Task item. Take each line of the listing that has the string "level" and report it.
#### Input data
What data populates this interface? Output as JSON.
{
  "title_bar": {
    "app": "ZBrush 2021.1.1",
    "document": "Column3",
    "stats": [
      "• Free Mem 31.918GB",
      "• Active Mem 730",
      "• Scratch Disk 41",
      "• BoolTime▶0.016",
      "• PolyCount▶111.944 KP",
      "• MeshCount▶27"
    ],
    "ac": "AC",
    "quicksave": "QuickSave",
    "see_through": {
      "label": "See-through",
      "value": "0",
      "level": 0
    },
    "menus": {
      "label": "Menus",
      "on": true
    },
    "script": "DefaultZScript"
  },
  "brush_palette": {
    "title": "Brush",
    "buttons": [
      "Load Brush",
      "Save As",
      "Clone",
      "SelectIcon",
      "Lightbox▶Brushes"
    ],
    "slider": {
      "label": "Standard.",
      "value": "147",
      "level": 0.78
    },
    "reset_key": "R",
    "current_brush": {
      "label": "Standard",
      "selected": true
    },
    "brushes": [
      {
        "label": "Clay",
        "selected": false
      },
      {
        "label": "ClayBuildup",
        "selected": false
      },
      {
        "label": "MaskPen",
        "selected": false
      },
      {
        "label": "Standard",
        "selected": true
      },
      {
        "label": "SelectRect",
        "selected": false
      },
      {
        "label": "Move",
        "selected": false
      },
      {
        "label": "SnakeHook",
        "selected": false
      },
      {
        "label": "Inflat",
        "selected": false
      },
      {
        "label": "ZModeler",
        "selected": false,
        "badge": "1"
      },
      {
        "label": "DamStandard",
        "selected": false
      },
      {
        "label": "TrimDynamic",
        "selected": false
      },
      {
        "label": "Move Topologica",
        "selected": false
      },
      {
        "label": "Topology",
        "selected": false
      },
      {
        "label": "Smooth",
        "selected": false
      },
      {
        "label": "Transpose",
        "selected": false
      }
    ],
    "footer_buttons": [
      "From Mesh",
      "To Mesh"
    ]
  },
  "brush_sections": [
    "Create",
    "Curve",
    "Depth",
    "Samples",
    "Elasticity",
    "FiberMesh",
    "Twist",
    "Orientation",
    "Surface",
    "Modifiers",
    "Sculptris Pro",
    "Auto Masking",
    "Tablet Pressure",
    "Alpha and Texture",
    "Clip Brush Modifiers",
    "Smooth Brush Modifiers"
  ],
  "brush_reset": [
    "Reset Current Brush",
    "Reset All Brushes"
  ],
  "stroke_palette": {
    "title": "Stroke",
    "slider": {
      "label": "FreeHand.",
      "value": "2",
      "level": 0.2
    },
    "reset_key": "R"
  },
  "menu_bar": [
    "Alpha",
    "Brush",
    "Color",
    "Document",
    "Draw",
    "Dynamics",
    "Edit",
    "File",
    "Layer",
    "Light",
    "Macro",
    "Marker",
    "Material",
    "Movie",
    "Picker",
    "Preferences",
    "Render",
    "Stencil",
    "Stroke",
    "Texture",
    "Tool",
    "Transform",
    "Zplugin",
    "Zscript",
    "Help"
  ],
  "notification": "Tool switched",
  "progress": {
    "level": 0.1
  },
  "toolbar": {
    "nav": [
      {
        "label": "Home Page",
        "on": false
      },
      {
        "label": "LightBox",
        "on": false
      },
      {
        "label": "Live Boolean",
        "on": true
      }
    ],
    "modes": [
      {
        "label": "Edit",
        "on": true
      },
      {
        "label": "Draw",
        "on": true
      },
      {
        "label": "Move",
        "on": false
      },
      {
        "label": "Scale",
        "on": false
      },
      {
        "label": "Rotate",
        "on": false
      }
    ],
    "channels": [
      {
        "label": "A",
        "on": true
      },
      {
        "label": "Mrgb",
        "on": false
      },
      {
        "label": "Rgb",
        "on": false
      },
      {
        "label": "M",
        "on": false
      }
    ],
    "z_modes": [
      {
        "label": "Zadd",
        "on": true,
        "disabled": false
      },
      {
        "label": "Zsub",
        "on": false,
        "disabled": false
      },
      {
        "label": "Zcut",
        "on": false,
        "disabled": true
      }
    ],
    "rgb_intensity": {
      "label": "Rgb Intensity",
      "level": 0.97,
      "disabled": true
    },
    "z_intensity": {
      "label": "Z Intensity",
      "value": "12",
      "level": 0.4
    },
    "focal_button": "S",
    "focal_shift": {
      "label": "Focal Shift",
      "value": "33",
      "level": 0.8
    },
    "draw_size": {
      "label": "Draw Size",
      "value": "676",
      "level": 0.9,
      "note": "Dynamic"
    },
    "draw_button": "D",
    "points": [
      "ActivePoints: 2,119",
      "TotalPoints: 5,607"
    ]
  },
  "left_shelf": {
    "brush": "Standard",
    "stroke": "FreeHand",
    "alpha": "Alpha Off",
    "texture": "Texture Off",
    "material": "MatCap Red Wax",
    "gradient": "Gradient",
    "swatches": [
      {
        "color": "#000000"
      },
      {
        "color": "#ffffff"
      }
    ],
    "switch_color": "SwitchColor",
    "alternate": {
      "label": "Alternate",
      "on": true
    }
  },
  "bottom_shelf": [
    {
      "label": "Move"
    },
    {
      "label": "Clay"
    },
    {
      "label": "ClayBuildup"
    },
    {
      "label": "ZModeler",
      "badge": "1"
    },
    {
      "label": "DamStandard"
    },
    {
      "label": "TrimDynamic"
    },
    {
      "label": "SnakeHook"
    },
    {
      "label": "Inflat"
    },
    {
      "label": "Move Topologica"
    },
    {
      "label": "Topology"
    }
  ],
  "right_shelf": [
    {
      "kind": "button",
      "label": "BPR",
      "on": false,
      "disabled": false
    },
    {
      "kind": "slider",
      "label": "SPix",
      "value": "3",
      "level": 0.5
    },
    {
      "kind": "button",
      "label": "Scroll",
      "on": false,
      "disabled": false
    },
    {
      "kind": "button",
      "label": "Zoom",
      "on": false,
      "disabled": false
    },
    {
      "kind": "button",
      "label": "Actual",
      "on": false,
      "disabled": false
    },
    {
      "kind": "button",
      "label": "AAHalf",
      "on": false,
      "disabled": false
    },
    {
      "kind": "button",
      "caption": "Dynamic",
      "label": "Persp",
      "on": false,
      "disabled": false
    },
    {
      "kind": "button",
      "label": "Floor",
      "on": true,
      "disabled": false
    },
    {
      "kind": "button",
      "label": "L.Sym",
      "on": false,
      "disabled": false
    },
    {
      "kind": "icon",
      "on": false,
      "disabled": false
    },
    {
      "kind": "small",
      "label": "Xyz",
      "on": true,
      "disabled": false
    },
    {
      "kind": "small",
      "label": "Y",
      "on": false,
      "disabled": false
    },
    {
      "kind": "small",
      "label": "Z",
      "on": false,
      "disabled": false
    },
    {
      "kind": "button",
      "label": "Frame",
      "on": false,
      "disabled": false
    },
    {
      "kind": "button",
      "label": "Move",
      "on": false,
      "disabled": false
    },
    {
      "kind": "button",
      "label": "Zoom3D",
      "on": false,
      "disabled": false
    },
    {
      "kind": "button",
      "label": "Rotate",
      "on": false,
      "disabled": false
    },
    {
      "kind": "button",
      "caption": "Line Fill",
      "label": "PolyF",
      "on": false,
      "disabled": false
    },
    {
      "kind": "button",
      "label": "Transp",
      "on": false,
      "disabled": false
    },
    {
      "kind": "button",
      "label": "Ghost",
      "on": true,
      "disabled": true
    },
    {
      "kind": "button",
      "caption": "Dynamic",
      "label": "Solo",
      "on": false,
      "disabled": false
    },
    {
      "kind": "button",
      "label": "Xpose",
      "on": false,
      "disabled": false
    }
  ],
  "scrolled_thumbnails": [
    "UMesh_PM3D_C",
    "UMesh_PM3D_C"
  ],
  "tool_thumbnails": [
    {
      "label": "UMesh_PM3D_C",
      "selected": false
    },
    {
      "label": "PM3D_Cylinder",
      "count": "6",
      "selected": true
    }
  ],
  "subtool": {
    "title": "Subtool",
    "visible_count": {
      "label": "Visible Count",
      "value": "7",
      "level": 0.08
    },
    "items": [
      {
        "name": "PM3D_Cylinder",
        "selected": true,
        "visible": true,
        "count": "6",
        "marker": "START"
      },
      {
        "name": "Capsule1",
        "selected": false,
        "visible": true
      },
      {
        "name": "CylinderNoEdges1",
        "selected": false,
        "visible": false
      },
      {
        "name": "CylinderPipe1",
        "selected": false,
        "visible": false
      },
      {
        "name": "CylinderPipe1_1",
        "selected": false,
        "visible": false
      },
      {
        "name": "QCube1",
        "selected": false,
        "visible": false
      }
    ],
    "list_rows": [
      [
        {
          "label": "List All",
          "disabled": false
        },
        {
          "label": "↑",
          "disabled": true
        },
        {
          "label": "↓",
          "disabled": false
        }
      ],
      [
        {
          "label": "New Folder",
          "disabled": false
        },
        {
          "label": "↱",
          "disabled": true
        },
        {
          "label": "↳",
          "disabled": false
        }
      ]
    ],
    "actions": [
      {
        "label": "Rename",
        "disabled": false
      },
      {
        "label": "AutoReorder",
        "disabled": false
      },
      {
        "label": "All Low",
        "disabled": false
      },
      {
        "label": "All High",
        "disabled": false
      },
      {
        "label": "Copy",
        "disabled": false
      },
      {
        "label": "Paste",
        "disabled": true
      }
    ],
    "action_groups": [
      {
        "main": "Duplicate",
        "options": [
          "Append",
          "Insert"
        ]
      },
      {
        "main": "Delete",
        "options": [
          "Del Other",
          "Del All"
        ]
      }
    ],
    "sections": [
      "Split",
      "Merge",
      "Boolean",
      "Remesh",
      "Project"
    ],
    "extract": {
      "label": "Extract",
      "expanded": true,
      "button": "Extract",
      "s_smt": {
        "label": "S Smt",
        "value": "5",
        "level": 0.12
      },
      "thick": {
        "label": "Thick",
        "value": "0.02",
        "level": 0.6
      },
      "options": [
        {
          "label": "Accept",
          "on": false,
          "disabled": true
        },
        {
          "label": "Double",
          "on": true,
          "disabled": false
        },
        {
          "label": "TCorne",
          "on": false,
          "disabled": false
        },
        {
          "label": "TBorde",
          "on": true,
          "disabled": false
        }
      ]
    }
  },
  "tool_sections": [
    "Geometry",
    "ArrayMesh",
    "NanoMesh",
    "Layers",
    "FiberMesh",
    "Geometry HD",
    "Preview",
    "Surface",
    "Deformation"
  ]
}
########
Response to this task.
      "level": 0
      "level": 0.78
      "level": 0.2
    "level": 0.1
      "level": 0.97,
      "level": 0.4
      "level": 0.8
      "level": 0.9,
      "level": 0.5
      "level": 0.08
        "level": 0.12
        "level": 0.6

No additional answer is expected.